These are useless: ^ Guth 2009, p. ??. ^ (Lorie, 2000) ^ (MicrobiologyBytes, 2010) ^ (Azuike, 2010) ^ (Guth, 2009) ^ (Allen-Mills, 2009) ^ (Finkel, 2007) ^ (Guth, 2009) ^ (Johanson, 2010) ^ (Guth, 2009) ^ (Intellectual Ventures Team, 2009) ^ (Guth, 2009) ^ (Guth, 2009) ^ (Microbiology Bytes, 2010) ^ (Lee, 2010) ^ (Microbiology Bytes, 2010) ^ (MicrobiologyBytes, 2009) ^ (Johanson, 2010) ^ (Lee, 2010) ^ (Microbiology Bytes, 2010) ^ (Kare, 2010) ^ (Johanson, 2010) ^ (Jeremy, 2010) ^ (Guth, 2009) ^ (Lorie, 2009) ^ (Jeremy, 2010) ^ (Allen-Mills, 2009) ^ (Lee, 2010) ^ (Lorie, 2009) ^ (Johanson, 2010) ^ (Azuike, 2010) — Preceding unsigned comment added by TheThomas (talk • contribs) 22:22, 18 July 2011 (UTC)
Why laser is lethal to mosquitos
The article suggests, without citation, that 1) the mechanism for how lasers kill mosquitoes is not understood, and 2) lasers may kill by damaging the DNA of mosquitoes. With respect to no. 2 above, the claim is facially wrong. DNA damage could cause problems with cell replication, growth, and reproduction, but there is no way for DNA damage to result in instant death, any more than destroying the blueprint for a building in-progress can cause its immediate collapse.
Moreover, while I don't have the expertise to say for sure how lasers kill mosquitoes, I strongly suspect the mechanism is well-understood and that the absorption of the laser frequency by body tissue causes intense local heat and cell destruction.
- Agreed. DNA damage does not cause a rapid death as seen in the various YouTube videos of this device in operation. — Preceding unsigned comment added by 22.214.171.124 (talk) 22:59, 29 September 2011 (UTC)
- Agreed. I cannot see any validity to the claim, not only does DNA damage kill slowly, but this laser is not based on ionizing radiation. So it's hardly plausible. As it seems this has been agreed upon for a while now, and as no-one has aced yet I've removed the content Elvegaro (talk) 08:37, 24 November 2011 (UTC)
- Also requested citation concerning the claim that the cause of death is unknown as this, too, appears highly unlikely. Elvegaro (talk) 10:21, 24 November 2011 (UTC)

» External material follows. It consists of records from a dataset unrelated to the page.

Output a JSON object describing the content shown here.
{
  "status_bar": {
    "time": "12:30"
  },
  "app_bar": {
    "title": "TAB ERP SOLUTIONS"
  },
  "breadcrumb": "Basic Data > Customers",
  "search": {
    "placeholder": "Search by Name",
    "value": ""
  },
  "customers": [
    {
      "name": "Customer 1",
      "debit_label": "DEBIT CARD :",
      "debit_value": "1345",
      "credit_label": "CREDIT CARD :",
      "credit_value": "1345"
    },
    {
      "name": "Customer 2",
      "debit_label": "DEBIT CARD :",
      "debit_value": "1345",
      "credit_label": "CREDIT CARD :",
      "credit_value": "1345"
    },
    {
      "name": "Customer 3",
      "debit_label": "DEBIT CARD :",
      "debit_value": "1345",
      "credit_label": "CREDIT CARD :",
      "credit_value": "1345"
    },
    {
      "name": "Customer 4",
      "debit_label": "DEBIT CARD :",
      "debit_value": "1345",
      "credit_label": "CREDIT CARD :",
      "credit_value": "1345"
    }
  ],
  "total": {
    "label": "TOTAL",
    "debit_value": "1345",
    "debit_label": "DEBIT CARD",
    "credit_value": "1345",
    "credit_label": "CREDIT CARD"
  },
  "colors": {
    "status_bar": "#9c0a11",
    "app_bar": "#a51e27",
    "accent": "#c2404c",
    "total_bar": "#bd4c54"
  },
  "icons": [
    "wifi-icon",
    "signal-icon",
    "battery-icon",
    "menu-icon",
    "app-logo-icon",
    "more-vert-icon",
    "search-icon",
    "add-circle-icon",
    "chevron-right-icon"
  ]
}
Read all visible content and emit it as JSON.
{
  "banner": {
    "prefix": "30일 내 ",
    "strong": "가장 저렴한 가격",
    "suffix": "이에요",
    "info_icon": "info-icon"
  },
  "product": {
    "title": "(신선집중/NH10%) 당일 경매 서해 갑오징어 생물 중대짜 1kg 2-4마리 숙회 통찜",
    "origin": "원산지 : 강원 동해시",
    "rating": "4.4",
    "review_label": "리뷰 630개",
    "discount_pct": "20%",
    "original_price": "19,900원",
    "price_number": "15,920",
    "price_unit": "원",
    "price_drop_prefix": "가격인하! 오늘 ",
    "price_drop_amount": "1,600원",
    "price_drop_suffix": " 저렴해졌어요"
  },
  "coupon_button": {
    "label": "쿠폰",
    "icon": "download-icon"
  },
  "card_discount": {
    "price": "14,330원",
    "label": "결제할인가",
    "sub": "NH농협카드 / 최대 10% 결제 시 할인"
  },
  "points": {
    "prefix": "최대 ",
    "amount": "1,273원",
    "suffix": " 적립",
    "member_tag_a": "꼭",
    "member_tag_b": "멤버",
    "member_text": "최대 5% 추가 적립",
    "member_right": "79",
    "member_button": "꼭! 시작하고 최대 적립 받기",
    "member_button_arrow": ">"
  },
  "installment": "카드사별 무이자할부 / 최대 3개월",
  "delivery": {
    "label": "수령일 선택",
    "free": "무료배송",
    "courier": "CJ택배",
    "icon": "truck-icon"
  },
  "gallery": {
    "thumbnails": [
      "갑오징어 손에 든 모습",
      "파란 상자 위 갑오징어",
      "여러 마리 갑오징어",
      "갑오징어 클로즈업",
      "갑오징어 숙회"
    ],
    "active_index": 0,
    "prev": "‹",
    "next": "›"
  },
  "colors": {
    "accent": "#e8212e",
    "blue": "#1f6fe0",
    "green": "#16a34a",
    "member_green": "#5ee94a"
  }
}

Blue vs red/green lasers
The sentence 'Blue lasers are used in preference to other color lasers, such as green and red because they have higher energy, and they also minimize the amount of power used.' Does not make sense.
Although blue photons have more energy than red/green, the power of a lasers output is related to the number of photons emitted per unit time. Thus red/green or blue lasers can all have similar powers. As the mechanism of the phototoxicity is unknown, it is unknown whether the extra energy per photon leads into an increase in the lethality.
Secondly the source citated only mentions that blue lasers have potential as they are being developed for blu-Ray players, and more highly powered blue lasers are available.
I suggest the sentence is removed or replaced with 'blue lasers are preferable as higher powered ones are more available than red, and cheaper due to them being used in the blu-ray industry.' — Preceding unsigned comment added by 126.96.36.199 (talk) 13:59, 26 January 2014 (UTC)
Laser works with using sensor
By using this technology we are going to kill mosquitoes rapidly detecting by the sensors which is connected in Laser. It shoots when active the sensor for the mosquitoes. We are safe for deadly mosquitoes.